## Exercise aim
Your answer must be an exact copy of the data below, minus any pictures.

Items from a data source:
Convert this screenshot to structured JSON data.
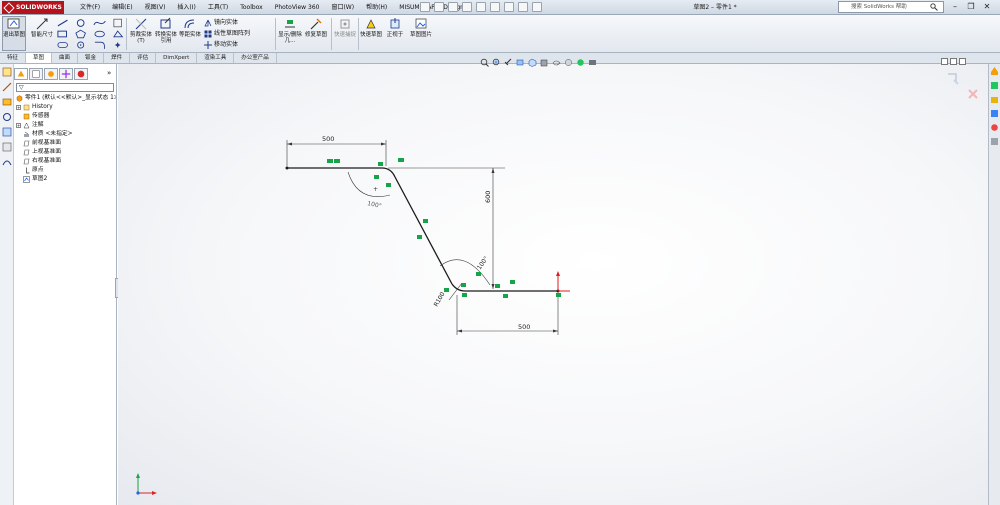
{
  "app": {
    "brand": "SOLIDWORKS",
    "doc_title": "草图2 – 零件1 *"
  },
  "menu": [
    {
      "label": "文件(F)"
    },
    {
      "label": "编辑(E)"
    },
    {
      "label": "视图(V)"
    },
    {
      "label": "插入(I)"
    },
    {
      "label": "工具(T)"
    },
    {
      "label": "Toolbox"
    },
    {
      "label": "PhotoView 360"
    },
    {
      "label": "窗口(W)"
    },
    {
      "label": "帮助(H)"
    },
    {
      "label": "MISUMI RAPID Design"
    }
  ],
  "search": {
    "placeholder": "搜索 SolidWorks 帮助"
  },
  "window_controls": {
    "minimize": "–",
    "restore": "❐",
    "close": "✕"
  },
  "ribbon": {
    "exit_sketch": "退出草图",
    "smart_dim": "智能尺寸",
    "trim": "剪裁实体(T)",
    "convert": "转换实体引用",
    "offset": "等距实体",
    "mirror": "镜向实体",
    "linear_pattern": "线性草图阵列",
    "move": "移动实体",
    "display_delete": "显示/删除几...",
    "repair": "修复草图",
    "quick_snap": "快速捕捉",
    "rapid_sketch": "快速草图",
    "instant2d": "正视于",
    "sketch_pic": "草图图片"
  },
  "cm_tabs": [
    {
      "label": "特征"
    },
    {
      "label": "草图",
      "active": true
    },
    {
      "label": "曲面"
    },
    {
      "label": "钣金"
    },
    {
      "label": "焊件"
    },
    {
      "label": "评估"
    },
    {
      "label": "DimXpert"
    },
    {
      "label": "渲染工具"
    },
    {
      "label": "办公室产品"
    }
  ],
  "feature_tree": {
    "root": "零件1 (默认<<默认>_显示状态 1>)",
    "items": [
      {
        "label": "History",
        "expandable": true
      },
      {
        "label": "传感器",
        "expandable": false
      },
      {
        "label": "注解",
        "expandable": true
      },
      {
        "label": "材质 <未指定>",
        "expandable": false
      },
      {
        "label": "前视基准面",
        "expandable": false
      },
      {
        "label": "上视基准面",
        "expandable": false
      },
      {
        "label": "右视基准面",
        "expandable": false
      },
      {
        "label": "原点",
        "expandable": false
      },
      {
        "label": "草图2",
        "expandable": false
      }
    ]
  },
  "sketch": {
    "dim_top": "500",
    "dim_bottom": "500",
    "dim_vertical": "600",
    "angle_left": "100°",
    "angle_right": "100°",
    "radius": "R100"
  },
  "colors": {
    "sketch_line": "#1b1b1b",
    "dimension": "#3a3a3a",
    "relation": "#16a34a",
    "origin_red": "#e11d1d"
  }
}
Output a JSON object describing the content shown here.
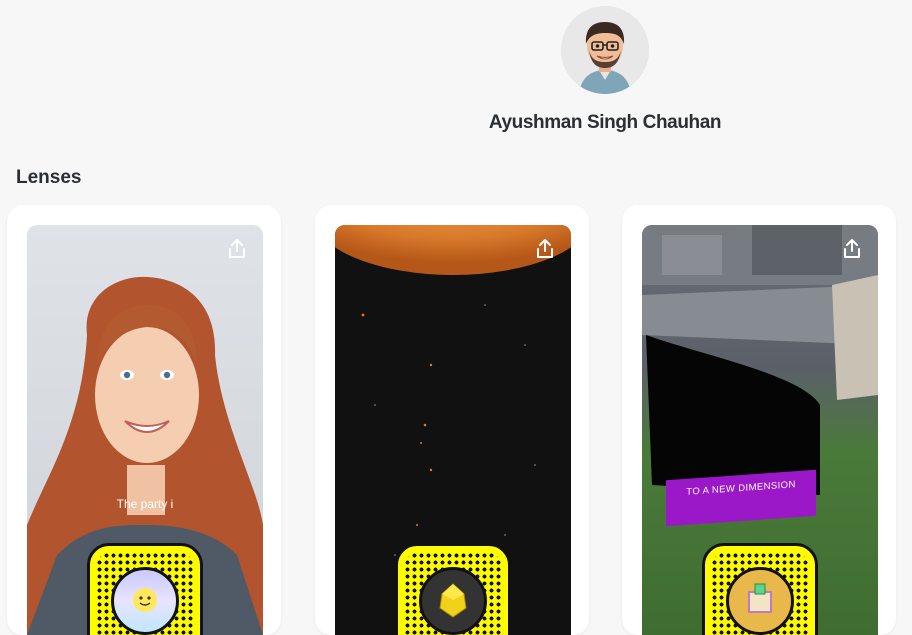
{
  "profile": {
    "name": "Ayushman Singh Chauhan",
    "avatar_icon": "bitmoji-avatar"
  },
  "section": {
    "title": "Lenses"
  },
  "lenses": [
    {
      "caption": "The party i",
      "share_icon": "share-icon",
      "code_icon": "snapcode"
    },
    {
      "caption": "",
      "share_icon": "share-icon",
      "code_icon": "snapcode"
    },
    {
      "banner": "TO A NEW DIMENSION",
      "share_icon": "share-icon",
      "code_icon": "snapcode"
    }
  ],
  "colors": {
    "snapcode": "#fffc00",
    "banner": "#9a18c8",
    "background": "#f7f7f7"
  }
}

## Task result
Convert this screenshot to structured JSON data.
{
  "app": {
    "brand": "SOLIDWORKS",
    "doc_title": "草图2 – 零件1 *"
  },
  "menu": [
    {
      "label": "文件(F)"
    },
    {
      "label": "编辑(E)"
    },
    {
      "label": "视图(V)"
    },
    {
      "label": "插入(I)"
    },
    {
      "label": "工具(T)"
    },
    {
      "label": "Toolbox"
    },
    {
      "label": "PhotoView 360"
    },
    {
      "label": "窗口(W)"
    },
    {
      "label": "帮助(H)"
    },
    {
      "label": "MISUMI RAPID Design"
    }
  ],
  "search": {
    "placeholder": "搜索 SolidWorks 帮助"
  },
  "window_controls": {
    "minimize": "–",
    "restore": "❐",
    "close": "✕"
  },
  "ribbon": {
    "exit_sketch": "退出草图",
    "smart_dim": "智能尺寸",
    "trim": "剪裁实体(T)",
    "convert": "转换实体引用",
    "offset": "等距实体",
    "mirror": "镜向实体",
    "linear_pattern": "线性草图阵列",
    "move": "移动实体",
    "display_delete": "显示/删除几...",
    "repair": "修复草图",
    "quick_snap": "快速捕捉",
    "rapid_sketch": "快速草图",
    "instant2d": "正视于",
    "sketch_pic": "草图图片"
  },
  "cm_tabs": [
    {
      "label": "特征"
    },
    {
      "label": "草图",
      "active": true
    },
    {
      "label": "曲面"
    },
    {
      "label": "钣金"
    },
    {
      "label": "焊件"
    },
    {
      "label": "评估"
    },
    {
      "label": "DimXpert"
    },
    {
      "label": "渲染工具"
    },
    {
      "label": "办公室产品"
    }
  ],
  "feature_tree": {
    "root": "零件1 (默认<<默认>_显示状态 1>)",
    "items": [
      {
        "label": "History",
        "expandable": true
      },
      {
        "label": "传感器",
        "expandable": false
      },
      {
        "label": "注解",
        "expandable": true
      },
      {
        "label": "材质 <未指定>",
        "expandable": false
      },
      {
        "label": "前视基准面",
        "expandable": false
      },
      {
        "label": "上视基准面",
        "expandable": false
      },
      {
        "label": "右视基准面",
        "expandable": false
      },
      {
        "label": "原点",
        "expandable": false
      },
      {
        "label": "草图2",
        "expandable": false
      }
    ]
  },
  "sketch": {
    "dim_top": "500",
    "dim_bottom": "500",
    "dim_vertical": "600",
    "angle_left": "100°",
    "angle_right": "100°",
    "radius": "R100"
  },
  "colors": {
    "sketch_line": "#1b1b1b",
    "dimension": "#3a3a3a",
    "relation": "#16a34a",
    "origin_red": "#e11d1d"
  }
}
Output a JSON object describing the content shown here.
{
  "profile": {
    "name": "Ayushman Singh Chauhan",
    "avatar_icon": "bitmoji-avatar"
  },
  "section": {
    "title": "Lenses"
  },
  "lenses": [
    {
      "caption": "The party i",
      "share_icon": "share-icon",
      "code_icon": "snapcode"
    },
    {
      "caption": "",
      "share_icon": "share-icon",
      "code_icon": "snapcode"
    },
    {
      "banner": "TO A NEW DIMENSION",
      "share_icon": "share-icon",
      "code_icon": "snapcode"
    }
  ],
  "colors": {
    "snapcode": "#fffc00",
    "banner": "#9a18c8",
    "background": "#f7f7f7"
  }
}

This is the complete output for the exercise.